The information gathered supports the question of whether infants will voluntarily interact with one another and also shows some support that they learn from each other. The data show that the boys do not have to be prompted to both approach and interact with their peers. They recognized one another, fought, consoled, and played together on their own. This particular group of infant-aged children fall into American society, where being “social” is a norm. According to Vygotsky’s Sociocultural Theory, these boys playing next to each other and staying in close proximity to each other is to be expected because of the social nature of the society they are in. Not only would Vygotsky say they are acting as expected, but he would also say that just by being together, they are learning and developing. K. Berger, author of The Developing Person Through Childhood and Adolescence, says that “Vygotsky portrayed the child’s development as inseparable from social and cultural activities” (Worth, 2013, p. 19). In essence, these boys not only answered the question I asked but also confirmed, in line with Vygotsky’s theory, that they learn from their peers at this stage of development. Even the simple gesture of one boy putting his hand on another boy’s head and saying “Sam” is supporting growth and development according to Vygotsky’s theory, because one boy is being culturally appropriate by trying to comfort the crying boy. We have to assume that the boy learned by watching someone else who already knew how to comfort someone, and now he is trying out the behavior on his peer.
To see another theorist’s perspective on the same question, we need only look at one specific interaction between the boys being observed.

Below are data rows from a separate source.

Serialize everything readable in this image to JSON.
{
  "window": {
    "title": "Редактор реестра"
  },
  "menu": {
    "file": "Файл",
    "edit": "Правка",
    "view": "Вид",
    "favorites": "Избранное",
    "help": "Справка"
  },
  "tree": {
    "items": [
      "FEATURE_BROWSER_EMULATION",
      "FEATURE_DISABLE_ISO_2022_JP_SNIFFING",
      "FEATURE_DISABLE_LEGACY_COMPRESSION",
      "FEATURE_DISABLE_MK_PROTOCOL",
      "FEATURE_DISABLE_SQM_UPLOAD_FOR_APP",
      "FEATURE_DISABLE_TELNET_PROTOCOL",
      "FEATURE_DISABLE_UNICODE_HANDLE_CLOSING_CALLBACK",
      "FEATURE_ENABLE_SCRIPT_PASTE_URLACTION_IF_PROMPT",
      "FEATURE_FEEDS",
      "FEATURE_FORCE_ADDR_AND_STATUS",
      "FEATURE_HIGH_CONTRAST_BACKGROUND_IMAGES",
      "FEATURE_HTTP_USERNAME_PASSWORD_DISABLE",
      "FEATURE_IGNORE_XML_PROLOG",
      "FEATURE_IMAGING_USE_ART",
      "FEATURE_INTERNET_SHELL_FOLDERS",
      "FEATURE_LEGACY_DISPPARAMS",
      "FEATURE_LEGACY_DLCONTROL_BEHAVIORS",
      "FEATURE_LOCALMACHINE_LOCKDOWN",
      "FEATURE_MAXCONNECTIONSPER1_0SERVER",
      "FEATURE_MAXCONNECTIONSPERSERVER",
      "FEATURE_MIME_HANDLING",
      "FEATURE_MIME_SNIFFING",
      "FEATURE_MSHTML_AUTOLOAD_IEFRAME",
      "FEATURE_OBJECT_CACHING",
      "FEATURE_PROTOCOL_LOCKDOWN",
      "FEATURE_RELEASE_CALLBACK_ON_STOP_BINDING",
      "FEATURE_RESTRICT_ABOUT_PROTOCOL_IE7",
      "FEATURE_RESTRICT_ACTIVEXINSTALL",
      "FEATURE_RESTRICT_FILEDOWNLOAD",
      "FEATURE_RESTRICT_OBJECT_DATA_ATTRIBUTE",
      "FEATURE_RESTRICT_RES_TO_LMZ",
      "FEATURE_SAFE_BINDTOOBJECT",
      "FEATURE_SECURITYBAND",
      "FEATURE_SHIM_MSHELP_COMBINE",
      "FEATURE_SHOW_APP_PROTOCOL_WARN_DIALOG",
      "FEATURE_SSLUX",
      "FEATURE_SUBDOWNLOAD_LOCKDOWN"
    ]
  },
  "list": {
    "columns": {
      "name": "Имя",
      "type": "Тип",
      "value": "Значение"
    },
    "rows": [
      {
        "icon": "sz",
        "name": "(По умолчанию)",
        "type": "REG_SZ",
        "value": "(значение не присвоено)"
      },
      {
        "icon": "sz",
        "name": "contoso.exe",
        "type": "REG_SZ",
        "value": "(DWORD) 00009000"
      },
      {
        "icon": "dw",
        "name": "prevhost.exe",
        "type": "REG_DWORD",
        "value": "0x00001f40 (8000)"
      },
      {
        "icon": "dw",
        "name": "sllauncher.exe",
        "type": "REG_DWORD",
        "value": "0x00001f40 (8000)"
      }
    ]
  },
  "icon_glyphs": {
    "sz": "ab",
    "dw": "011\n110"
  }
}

When one boy began to cry, the other two boys responded to the crying boy in some way. One of the boys made noises at the crying boy, and that did not stop the crying. After seeing this, the third boy offered the crying boy a toy, but he did not stop crying. This interaction could suggest that the third boy observed the first boy’s reaction to the crying boy, and when he saw it did not work, he tried something else. (The assumption is that both boys are trying to stop the crying, which might not be accurate.) This is something clearly described in Bandura’s Social Cognitive Theory. As stated in Essentials of Life-Span Development, Bandura’s “early research program focused heavily on observational learning (also called imitation or modeling), which is learning that occurs through observing what others do” (Santrock, 2013, p. 20). The book goes on to say that “Social cognitive theorists stress that people acquire a wide range of behaviors,
thoughts, and feelings through observing others’ behavior and that these observations form an important part of life-span development” (Santrock, 2013, p. 21). Bandura’s theory directly relates to this small interaction because it shows that the boys learned different ways to try to stop someone from crying and learned by watching each other.
Section 3: Summary & Reflection
Answer these questions (one complete paragraph for each question):
What did you learn about the developmental theories you chose to discuss? What did you learn overall about development at this stage, including how to care for or teach children of this age?
Reflect on the meaning of this assignment for you personally. (Be clear and detailed in this section and how you may have felt about the switch of the assignment mid-semester. Consider the following questions: Thinking about your own experiences from this age, what is most interesting about the data you collected? What insights into your past has this project inspired? How will the lessons you learned through this project impact your future behavior in general or as a professional?
use information from the textbook Wittmer, D. S., & Petersen, S. H. (2017). Infant and Toddler Development and Responsive Program Planning. (4th edition)